POST-PEARSON: ARRESTED DEVELOPMENT OF CONSTITUTIONAL PRINCIPLES AND WRONGS WITHOUT REMEDIES
Since the Supreme Court in Pearson v. Callahan (22) released lower federal courts from the "rigid order of battle" demanded by Saucier v. Katz, (34) and made addressing the "merits" question in prong one of the qualified immunity defense discretionary, (35) most courts have been happy to forgo diving into tough constitutional questions when prong two has presented an obvious escape route. (36) There are well-founded criticisms leveled at the mandatory two-step approach, and the Court carefully set out the most compelling concerns in Pearson: (1) deciding the constitutional question first often results in substantial expenditures of resources by litigants and courts on "questions that have no effect on the outcome of the case"; (37) (2) the development of constitutional doctrine is not furthered by decisions that are "so factbound that the decision provides little guidance for future cases"; (38) (3) it is senseless to force lower courts to decide a constitutional question that is pending in a higher court or before an en banc panel; (39) (4) it does little to further the development of constitutional precedent to mandate a decision that depends on "an uncertain interpretation of state law"; (40) (5) requiring a constitutional decision at the pleading stage based on bare-bones allegations of fact, or one at the summary judgment stage resting on "woefully inadequate" briefs, "create[s] a risk of bad decisionmaking"; (41) (6) the mandated two-step analysis will often shield constitutional decisions from appellate review when the defendant loses on the "merits" question but prevails on the clearly established law prong of the analysis; (42) and finally, (7) the approach requires unnecessary determinations of constitutional law and "departs from the general rule of constitutional avoidance." (43)

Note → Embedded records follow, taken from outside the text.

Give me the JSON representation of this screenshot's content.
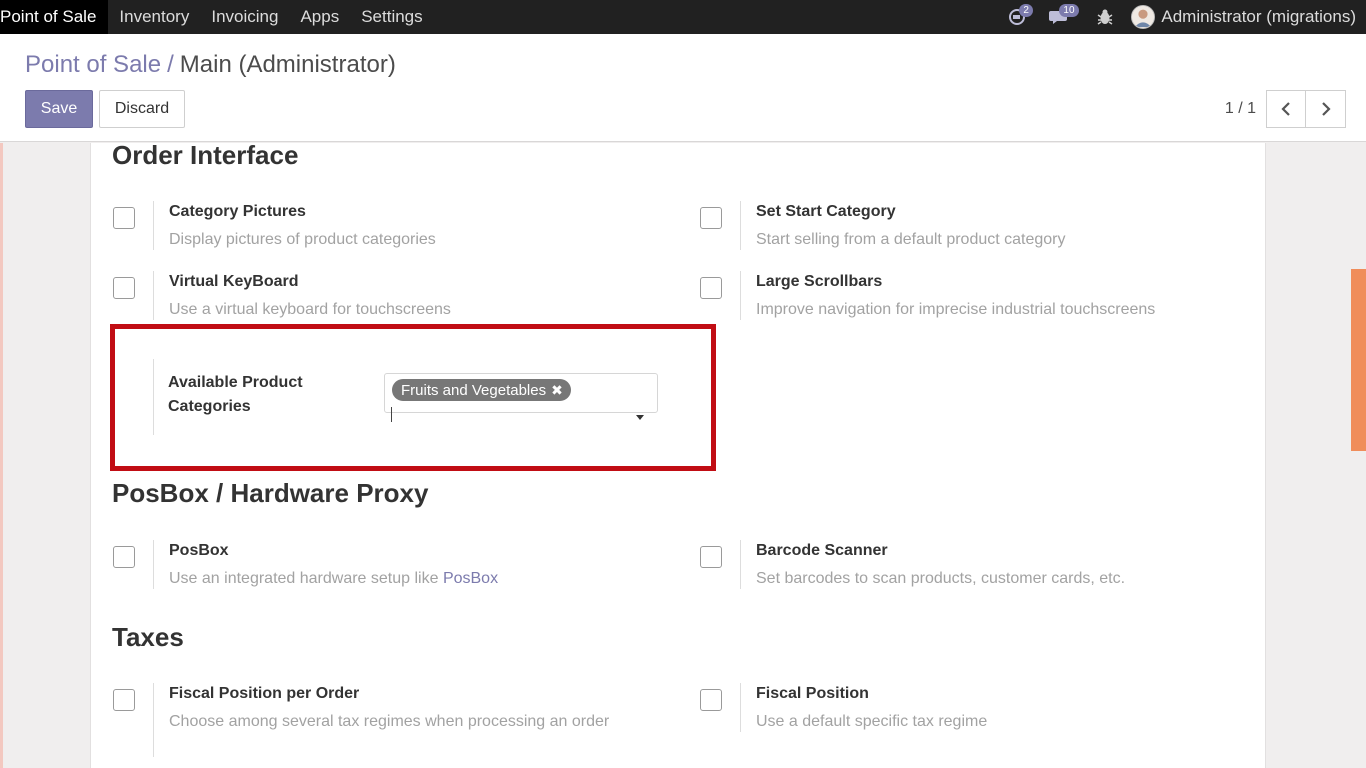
{
  "navbar": {
    "app_name": "Point of Sale",
    "menu": [
      "Inventory",
      "Invoicing",
      "Apps",
      "Settings"
    ],
    "conversation_count": "2",
    "message_count": "10",
    "user_name": "Administrator (migrations)",
    "icons": [
      "conversation-icon",
      "chat-icon",
      "bug-icon"
    ]
  },
  "breadcrumb": {
    "parent": "Point of Sale",
    "separator": "/",
    "current": "Main (Administrator)"
  },
  "buttons": {
    "save": "Save",
    "discard": "Discard"
  },
  "pager": {
    "value": "1 / 1"
  },
  "sections": {
    "order_interface": "Order Interface",
    "posbox": "PosBox / Hardware Proxy",
    "taxes": "Taxes"
  },
  "settings": {
    "category_pictures": {
      "title": "Category Pictures",
      "desc": "Display pictures of product categories",
      "checked": false
    },
    "set_start_category": {
      "title": "Set Start Category",
      "desc": "Start selling from a default product category",
      "checked": false
    },
    "virtual_keyboard": {
      "title": "Virtual KeyBoard",
      "desc": "Use a virtual keyboard for touchscreens",
      "checked": false
    },
    "large_scrollbars": {
      "title": "Large Scrollbars",
      "desc": "Improve navigation for imprecise industrial touchscreens",
      "checked": false
    },
    "posbox": {
      "title": "PosBox",
      "desc": "Use an integrated hardware setup like ",
      "desc_link": "PosBox",
      "checked": false
    },
    "barcode_scanner": {
      "title": "Barcode Scanner",
      "desc": "Set barcodes to scan products, customer cards, etc.",
      "checked": false
    },
    "fiscal_position_per_order": {
      "title": "Fiscal Position per Order",
      "desc": "Choose among several tax regimes when processing an order",
      "checked": false
    },
    "fiscal_position": {
      "title": "Fiscal Position",
      "desc": "Use a default specific tax regime",
      "checked": false
    }
  },
  "available_categories": {
    "label": "Available Product Categories",
    "tags": [
      "Fruits and Vegetables"
    ],
    "remove_symbol": "✖"
  },
  "colors": {
    "navbar_bg": "#212121",
    "brand_primary": "#7c7bad",
    "highlight_border": "#c10d14",
    "scrollbar_accent": "#f08d5b",
    "tag_bg": "#777777"
  }
}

The concerns identified by the Court are legitimate ones, but too often play little or no role in the exercise of discretion by courts under Pearson, or, if they do, are left unidentified by a court choosing to exercise its discretion not to decide. (44) Indeed, in four cases, including Pearson itself, where the Supreme Court jumped to the second prong and left the merits question undecided, the reasons for doing so were not articulated in terms of a Pearson justification and each case resulted in leaving both officials and citizens without guidance on important constitutional questions. (45) In Pearson, the question left unanswered was whether the "consent-once-removed" doctrine (46) applies when a warrandess entry is made by police upon a signal given by a confidential informant, rather than an undercover police officer, who has entered the home with consent and observes contraband in plain view. (47) In Reichle v. Howards, (48) the Court left for another day the question of "whether a First Amendment retaliatory arrest claim may lie despite the presence of probable cause to support the arrest." (49) Likewise, in Stanton v. Sims, (50) even after noting that federal and state courts were "sharply divided" on the issue, the Court inexplicably left unanswered the question of "whether an officer with probable cause to arrest a suspect for a misdemeanor may enter a home without a warrant while in hot pursuit of that suspect." (51) Finally, in Carroll v. Carman, (52) the Court reversed the Third Circuit, addressing only the second prong of the qualified immunity analysis and eschewing the question of "whether a police officer may conduct a 'knock and talk' at any entrance that is open to visitors rather than only the front door." (53) These four cases presented important issues of constitutional law, issues that were not...